The GEAPP’s approach has won enthusiastic backing from top climate economist Nicholas Stern. But while it may help to stimulate increased activity from MDBs, he said, they have a huge way to go. Stern estimates that developing economies (not including China) will need $2tn a year by 2030 to fund low-carbon development, of which MDBs will need to provide about $300bn. That’s about triple their current level of support.
Stern added that charitable foundations — and in some cases the billionaires behind them — could help to address this. “If Bezos wants to talk to Boris Johnson, he can, and if Bill Gates wants to talk to Boris, he can. If Rockefeller wants to put pressure on the government, they can, and I know they do. So that is an extremely important role for the philanthropies.” Simon Mundy
The beginning of the end of ESG?
As questions around energy security take the main stage, there are whispers over whether ESG will be “cancelled”. And they’re coming from former ESG advocates themselves.
After 11 years in the world of pension funds, Anne Simpson entered the private capital world in January as Franklin Templeton’s global head of sustainability. Since then, she’s been beating a new drum: RIP to ESG.
“This marks the end of looking at financial markets through ESG,” Simpson said on Tuesday at a private capital conference in New York. “We cannot capture the true risks of what’s going on simply by this cute little acronym that has gotten popular.”
Privately, other ESG proponents have also begun to groan that the language of the financial movement has become mere fluff — and that Simpson is just taking on the mantle as spokesperson. They say it’s time to get serious, forget the acronyms, the myriad task forces and the soggy alphabet soup that the ESG world has become stuck in over the past years.
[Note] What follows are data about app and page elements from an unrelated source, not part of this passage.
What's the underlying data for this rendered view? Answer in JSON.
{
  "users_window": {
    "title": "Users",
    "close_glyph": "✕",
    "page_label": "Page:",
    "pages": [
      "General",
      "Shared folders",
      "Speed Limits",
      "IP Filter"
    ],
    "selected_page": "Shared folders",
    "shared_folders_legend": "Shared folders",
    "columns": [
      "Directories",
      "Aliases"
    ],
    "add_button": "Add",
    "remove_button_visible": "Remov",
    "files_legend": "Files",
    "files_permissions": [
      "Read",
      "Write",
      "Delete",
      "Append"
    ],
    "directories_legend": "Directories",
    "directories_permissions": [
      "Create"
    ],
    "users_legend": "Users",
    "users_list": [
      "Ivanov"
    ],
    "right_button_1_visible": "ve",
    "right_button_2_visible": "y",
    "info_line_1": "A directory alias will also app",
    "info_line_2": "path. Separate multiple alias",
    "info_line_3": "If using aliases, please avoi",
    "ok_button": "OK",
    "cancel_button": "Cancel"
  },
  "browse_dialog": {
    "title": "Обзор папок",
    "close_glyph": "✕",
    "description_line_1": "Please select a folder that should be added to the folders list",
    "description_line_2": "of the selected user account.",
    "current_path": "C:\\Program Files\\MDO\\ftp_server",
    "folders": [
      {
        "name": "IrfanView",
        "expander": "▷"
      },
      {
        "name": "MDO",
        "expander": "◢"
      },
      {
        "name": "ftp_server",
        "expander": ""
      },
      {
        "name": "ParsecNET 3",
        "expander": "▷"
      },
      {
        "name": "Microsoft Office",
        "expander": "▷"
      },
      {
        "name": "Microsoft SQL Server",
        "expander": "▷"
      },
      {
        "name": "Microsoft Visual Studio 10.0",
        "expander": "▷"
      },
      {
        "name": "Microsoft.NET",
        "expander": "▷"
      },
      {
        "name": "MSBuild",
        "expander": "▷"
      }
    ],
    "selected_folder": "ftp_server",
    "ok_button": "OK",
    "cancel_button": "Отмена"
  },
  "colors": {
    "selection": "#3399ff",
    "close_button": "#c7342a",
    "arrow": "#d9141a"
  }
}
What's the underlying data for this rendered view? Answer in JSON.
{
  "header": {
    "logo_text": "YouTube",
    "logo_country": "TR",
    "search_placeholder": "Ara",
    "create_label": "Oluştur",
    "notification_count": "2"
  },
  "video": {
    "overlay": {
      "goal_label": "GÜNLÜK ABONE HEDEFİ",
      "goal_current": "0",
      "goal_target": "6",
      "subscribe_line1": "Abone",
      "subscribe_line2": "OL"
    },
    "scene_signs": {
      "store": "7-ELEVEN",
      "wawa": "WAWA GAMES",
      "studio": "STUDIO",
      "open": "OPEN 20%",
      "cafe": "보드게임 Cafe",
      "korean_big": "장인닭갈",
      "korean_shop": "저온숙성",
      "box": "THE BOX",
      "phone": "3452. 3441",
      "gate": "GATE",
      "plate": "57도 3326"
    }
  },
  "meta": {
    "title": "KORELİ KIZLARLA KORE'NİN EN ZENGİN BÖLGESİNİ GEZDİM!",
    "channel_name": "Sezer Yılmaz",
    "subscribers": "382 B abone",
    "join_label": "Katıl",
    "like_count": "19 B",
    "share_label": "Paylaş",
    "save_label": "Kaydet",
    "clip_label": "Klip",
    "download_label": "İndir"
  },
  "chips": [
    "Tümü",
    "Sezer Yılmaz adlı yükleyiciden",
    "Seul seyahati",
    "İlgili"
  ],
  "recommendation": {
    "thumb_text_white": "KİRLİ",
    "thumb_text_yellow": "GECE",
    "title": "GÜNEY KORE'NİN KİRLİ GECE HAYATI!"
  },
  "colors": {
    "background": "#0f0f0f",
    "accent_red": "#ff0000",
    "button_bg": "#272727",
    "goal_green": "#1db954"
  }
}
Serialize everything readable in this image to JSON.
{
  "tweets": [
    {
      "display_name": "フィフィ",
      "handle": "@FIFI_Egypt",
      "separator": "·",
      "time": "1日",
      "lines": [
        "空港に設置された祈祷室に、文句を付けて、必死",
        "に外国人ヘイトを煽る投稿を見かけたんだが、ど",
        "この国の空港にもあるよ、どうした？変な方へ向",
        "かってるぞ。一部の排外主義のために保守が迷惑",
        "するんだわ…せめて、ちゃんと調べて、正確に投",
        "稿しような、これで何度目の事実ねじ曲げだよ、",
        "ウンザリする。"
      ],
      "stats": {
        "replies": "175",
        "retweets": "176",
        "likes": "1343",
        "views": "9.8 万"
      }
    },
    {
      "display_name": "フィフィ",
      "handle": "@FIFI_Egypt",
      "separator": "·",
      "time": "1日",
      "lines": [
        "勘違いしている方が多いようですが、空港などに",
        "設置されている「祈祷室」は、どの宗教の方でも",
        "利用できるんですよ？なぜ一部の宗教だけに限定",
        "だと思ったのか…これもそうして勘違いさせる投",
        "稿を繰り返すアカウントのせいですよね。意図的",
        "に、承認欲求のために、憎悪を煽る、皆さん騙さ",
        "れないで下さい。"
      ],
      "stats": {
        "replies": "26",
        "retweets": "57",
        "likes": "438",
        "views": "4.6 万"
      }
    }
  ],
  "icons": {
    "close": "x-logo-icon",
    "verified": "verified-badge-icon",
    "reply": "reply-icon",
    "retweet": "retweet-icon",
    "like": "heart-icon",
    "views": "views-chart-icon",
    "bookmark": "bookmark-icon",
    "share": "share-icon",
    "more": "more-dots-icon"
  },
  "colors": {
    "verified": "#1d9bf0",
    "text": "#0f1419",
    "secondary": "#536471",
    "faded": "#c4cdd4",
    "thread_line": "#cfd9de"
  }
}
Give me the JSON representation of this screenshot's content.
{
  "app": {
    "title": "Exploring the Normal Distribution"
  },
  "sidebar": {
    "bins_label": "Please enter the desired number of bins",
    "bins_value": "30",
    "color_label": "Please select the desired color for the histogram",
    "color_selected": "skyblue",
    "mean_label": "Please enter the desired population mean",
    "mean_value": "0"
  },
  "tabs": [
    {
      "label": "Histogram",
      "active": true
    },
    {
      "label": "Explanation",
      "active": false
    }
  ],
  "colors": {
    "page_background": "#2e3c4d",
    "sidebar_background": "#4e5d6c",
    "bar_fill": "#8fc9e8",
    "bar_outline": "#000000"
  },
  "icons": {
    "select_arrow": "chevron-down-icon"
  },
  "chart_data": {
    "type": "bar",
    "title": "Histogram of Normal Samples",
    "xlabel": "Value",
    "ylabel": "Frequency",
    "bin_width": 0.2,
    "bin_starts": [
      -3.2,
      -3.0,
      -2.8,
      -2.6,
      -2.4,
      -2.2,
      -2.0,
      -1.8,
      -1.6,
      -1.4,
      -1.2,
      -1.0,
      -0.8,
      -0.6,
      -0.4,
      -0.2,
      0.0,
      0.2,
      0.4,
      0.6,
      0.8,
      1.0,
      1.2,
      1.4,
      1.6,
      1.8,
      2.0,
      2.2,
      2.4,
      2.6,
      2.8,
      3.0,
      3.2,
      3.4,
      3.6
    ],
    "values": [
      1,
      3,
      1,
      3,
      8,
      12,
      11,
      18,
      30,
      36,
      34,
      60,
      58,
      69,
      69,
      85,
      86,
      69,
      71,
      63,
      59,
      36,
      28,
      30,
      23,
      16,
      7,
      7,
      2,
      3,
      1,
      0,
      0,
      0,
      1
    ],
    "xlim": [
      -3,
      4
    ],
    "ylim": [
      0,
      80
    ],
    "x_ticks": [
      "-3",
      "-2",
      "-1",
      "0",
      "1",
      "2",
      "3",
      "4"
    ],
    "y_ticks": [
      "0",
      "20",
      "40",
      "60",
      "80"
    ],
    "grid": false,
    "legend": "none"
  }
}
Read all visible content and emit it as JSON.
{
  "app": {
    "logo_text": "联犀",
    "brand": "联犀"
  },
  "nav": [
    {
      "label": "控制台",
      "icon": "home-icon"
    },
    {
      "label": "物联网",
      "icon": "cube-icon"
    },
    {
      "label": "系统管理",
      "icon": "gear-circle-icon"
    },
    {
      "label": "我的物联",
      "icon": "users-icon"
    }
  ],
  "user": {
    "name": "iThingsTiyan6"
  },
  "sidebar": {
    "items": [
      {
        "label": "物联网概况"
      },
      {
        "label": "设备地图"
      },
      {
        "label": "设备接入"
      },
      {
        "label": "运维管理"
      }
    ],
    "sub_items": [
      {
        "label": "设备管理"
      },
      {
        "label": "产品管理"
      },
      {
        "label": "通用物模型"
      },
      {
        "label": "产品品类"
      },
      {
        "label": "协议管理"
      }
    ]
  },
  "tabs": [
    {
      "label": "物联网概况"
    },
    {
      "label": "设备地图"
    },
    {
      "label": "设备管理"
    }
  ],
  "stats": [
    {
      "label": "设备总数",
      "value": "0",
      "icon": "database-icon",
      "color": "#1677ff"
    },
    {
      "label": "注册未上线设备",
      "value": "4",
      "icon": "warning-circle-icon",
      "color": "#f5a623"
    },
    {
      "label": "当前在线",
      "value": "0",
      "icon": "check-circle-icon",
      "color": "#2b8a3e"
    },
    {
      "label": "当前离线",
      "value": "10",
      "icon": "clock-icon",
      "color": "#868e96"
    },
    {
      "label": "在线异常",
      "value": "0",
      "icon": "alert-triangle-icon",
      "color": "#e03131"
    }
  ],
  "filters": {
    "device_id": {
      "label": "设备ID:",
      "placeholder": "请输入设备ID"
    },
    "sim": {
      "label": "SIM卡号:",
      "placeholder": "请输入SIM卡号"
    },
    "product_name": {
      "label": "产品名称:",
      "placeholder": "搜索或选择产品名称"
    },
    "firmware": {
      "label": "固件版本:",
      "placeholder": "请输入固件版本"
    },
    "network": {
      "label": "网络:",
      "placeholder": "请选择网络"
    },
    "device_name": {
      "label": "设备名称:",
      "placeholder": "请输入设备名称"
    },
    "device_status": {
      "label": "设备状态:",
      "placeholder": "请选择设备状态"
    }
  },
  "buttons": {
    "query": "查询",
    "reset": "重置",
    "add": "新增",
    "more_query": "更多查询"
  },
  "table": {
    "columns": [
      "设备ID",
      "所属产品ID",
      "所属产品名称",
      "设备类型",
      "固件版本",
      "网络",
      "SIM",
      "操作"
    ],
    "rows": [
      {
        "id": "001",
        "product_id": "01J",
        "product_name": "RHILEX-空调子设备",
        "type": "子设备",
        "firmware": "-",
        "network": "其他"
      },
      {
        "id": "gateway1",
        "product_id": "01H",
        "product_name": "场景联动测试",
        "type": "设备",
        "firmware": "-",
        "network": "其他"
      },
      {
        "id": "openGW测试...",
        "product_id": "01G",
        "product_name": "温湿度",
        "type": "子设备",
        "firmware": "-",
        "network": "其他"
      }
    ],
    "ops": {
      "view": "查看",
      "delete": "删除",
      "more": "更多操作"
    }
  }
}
Over recent weeks investors have told Moral Money that, at the very least, the acronym must be unbundled.
A realistic, just transition is going to require some trade-offs — a point that many are keen to dismiss, Simpson said. But, short-term trade-offs are needed to uphold investors’ long-term duty to stakeholders.
A social purpose has been baked into the financial system since the 1980s when pension funds overtook market wealth. “It’s not just top hats and rocket ships. This is money that people have saved for retirement or a rainy day,” Simpson said.
Now that so many retail investors have skin in the game, the need to address the less rosy realities of ESG has become more urgent. For example, it’s imperative to be clear-eyed about the true impact of an energy transition, Simpson said; this means addressing the good and the bad.
“Even if you’ve shifted to investing in wind turbines, you’re investing in cement, steel and shipping.” Simpson added. “We’ve got to take a more holistic approach to the energy transition.”
As even ESG’s backers start to turn on their own industry, many are wondering what the future of corporate sustainability will look like — especially in the face of a global crisis. Industry veterans have started to shout the answer: drop the aesthetics of ESG and start answering the hard questions. Kristen Talman
Chart of the day
Climate-related financial risks are getting growing attention — but a new survey from BCG casts doubt on how seriously institutional investors are taking them. Just one in 20 investors polled by the consulting firm said that climate and ESG-related issues were among the three risks they took most seriously. And only 11 per cent of the 150 investors polled indicated that ESG is a primary consideration in day-to-day investment decisions.
A growing number of environmental, social and governance-focused bond funds have been hitting the market of late. But it’s far from clear that bondholders can make a serious difference to corporate behaviour without an overhaul of their ESG playbook, warns fixed income fund manager Ellen Carr in this punchy guest column for the FT.